The Montana commissioner of political practices has found Missoula businessman John Suprock in violation of the state’s campaign finance and practices laws and rules – and fined him $100.
A settlement was reached last week in a case set in motion nine months ago by Scott Bixler, a former Missoula County Public Schools board member.
The matter concerns a newspaper advertisement Suprock paid for in March that offered a campaign contribution of up to $10,000, which he called a “reward,” to candidates interested in unseating four MCPS trustees he identified by name and who were up for re-election, including Bixler.
Outraged that someone would try to “buy” the election, Bixler alerted the commissioner’s office.
The commissioner responded by contacting Suprock, who then changed the wording for successive ads that ran during the election.
Bixler took the next step and filed a formal complaint with the commissioner of political practices, focusing on the original ad’s lack of full “paid for by” disclosure.
In the end, Commissioner Jonathan Motl agreed with Bixler’s complaint and found Suprock in violation of Montana Code Annotated 13-35-225, wherein election materials may not to be anonymous.
“This ends the matter for the people of Montana,” Motl said on Tuesday. “Mr. Suprock admitted he did wrong and is paying a fine and owes society a debt for what happened.”
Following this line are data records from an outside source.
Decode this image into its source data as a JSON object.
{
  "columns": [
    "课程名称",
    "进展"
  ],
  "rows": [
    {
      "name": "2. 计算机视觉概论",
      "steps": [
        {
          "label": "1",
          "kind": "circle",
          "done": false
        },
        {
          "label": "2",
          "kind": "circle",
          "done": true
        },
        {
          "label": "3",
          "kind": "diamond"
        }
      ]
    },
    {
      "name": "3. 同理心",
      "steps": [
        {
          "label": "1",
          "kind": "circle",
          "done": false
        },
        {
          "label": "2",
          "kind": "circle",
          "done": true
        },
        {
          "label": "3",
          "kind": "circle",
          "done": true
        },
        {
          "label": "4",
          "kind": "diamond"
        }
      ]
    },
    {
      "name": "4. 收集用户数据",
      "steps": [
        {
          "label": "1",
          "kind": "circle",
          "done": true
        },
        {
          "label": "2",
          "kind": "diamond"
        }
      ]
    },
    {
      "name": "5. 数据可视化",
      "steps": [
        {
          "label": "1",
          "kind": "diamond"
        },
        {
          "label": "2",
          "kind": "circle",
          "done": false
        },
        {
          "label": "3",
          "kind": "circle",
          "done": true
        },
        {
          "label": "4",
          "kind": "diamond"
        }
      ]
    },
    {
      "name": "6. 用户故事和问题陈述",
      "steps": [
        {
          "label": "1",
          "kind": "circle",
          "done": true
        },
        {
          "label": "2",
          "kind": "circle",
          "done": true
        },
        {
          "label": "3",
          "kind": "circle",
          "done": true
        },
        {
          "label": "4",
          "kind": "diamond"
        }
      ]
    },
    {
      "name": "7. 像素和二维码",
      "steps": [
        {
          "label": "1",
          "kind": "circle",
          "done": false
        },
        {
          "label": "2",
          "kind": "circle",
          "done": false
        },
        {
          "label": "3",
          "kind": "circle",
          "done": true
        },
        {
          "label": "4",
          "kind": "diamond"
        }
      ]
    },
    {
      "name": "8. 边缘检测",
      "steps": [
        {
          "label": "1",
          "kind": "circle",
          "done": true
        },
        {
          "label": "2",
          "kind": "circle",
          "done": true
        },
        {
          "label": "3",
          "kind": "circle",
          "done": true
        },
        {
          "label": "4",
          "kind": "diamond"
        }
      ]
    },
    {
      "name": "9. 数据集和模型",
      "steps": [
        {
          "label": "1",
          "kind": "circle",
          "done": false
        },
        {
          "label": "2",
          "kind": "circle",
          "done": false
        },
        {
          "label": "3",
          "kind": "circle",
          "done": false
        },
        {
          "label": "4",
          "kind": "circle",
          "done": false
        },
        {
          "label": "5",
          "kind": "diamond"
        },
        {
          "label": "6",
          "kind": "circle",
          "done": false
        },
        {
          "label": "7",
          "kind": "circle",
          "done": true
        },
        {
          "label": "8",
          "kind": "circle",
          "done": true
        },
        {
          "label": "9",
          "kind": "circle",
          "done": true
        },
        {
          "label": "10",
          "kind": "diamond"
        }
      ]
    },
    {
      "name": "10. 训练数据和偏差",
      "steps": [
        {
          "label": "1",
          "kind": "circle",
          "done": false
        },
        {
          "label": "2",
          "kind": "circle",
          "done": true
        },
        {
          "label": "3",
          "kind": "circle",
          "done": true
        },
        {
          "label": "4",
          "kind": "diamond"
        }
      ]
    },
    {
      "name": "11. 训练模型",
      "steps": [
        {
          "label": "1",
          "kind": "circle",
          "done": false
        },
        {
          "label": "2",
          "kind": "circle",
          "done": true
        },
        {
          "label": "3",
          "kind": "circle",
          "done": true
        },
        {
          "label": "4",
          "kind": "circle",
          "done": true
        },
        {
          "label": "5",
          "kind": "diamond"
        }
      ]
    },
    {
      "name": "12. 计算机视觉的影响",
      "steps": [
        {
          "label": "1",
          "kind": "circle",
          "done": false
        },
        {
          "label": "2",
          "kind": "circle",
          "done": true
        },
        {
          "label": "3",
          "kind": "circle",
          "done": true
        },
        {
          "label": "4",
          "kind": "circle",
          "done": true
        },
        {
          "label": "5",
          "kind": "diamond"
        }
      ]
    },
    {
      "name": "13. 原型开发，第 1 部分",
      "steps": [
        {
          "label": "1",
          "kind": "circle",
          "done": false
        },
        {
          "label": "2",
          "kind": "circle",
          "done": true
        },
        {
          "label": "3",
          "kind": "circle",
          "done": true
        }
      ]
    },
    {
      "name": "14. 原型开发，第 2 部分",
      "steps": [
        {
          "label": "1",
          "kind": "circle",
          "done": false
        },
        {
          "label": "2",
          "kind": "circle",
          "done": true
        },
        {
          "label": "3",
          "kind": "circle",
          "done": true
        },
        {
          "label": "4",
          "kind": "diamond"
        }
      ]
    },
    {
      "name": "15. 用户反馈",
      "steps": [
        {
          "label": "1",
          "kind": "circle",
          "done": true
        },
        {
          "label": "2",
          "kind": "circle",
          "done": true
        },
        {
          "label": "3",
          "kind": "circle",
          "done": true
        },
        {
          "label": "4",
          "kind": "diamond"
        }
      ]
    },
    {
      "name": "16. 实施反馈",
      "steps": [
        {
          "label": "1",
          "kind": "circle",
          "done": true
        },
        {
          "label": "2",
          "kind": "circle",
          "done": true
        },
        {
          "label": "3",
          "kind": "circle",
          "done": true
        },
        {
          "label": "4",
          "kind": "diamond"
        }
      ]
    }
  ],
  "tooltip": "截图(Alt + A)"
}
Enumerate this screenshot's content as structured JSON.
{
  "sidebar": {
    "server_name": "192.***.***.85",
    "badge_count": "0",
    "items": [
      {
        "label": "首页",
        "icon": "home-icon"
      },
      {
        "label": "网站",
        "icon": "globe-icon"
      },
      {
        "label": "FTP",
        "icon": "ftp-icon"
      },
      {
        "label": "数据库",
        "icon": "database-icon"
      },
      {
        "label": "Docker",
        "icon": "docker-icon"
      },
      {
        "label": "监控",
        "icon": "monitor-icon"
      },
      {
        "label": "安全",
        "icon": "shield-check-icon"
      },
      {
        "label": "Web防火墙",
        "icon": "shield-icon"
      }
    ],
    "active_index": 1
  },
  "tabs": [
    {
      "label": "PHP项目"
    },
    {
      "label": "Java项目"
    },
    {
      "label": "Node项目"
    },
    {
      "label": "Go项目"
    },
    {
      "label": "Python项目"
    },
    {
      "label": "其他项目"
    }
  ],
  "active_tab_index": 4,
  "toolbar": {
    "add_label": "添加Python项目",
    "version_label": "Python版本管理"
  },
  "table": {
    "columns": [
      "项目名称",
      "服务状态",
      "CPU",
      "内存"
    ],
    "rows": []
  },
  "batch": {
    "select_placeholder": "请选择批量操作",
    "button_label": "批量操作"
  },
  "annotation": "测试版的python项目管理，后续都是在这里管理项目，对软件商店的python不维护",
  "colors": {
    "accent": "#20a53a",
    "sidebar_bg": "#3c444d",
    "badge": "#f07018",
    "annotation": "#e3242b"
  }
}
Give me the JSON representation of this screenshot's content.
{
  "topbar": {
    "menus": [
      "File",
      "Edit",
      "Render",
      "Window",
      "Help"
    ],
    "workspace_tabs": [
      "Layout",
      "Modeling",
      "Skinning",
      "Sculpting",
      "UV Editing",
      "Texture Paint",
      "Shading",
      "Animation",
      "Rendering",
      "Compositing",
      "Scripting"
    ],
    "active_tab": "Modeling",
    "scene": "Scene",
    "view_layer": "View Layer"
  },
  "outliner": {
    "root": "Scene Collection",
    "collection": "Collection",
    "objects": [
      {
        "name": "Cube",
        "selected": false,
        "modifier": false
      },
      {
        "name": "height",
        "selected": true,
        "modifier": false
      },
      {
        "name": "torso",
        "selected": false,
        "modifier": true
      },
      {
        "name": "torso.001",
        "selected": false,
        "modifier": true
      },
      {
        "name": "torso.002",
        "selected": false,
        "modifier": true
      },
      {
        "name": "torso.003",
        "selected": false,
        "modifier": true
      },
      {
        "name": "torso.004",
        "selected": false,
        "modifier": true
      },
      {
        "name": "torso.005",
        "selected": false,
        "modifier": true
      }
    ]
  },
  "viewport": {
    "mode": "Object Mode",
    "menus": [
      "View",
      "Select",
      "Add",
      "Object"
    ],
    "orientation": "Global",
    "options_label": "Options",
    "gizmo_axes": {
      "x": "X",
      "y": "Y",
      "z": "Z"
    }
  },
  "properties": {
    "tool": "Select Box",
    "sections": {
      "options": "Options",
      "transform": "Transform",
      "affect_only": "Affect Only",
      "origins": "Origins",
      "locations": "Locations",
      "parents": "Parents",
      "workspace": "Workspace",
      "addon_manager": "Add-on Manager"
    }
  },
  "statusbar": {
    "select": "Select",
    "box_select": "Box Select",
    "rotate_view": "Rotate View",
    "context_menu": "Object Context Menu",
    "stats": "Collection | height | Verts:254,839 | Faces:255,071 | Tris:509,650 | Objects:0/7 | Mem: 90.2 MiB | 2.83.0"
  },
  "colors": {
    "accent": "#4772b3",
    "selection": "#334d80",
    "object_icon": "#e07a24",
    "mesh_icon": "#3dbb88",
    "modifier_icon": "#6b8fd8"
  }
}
Suprock’s debt is a civil fine of $100 paid by check to the commissioner’s office.
“The lesson is that in the future, people should not engage in this type of activity,” Motl said.
Of the many complaints that come before him, Motl said the case of Bixler v. Suprock was unique.
In his complaint, Bixler protested that Suprock was in violation of the nominations statute, in which “a person may not pay or promise valuable consideration to another, in any manner or form, for the purpose of inducing the other person to be or to refrain from or to cease being a candidate, and a person my not solicit or receive any payment or promise from another for that purpose.”
Although there was not enough evidence to find Suprock violated the statue, Motl said, “nevertheless, it warranted a good look.”
“There was social good that came out of the complaint filed by Mr. Bixler,” Motl said. “We owe Mr. Bixler a debt of gratitude for filing the complaint and a debt of gratitude to Mr. Suprock who was open and honest enough to admit his mistake and pay his social debt.”
Bixler said he is pleased his complaint was settled.
“I’m really happy,” Bixler said. “Mr. Suprock took responsibility for his actions.”
Although $100 is not a large fine, Bixler said the settlement addresses a much larger issue.
“The size of the fine doesn’t really matter – it’s the principle of the thing,” he said. “Campaign finance law is to preserve and protect the soul of democracy.
“The laws are there to keep people who aren’t willing to serve the public, who are not willing to be a candidate but who have a lot of money to spend from subverting the democratic process by using their money.”
When reached for comment by email, Suprock did not have a lot to say about the settlement.
Suprock implied that he wasn’t through getting involved with elections or local issues, and was interested in MCPS Superintendent Alex Apostle and Missoula Mayor John Engen.
Suprock wrote: “I guess my quote would be I’m looking at Alex or Engen next.”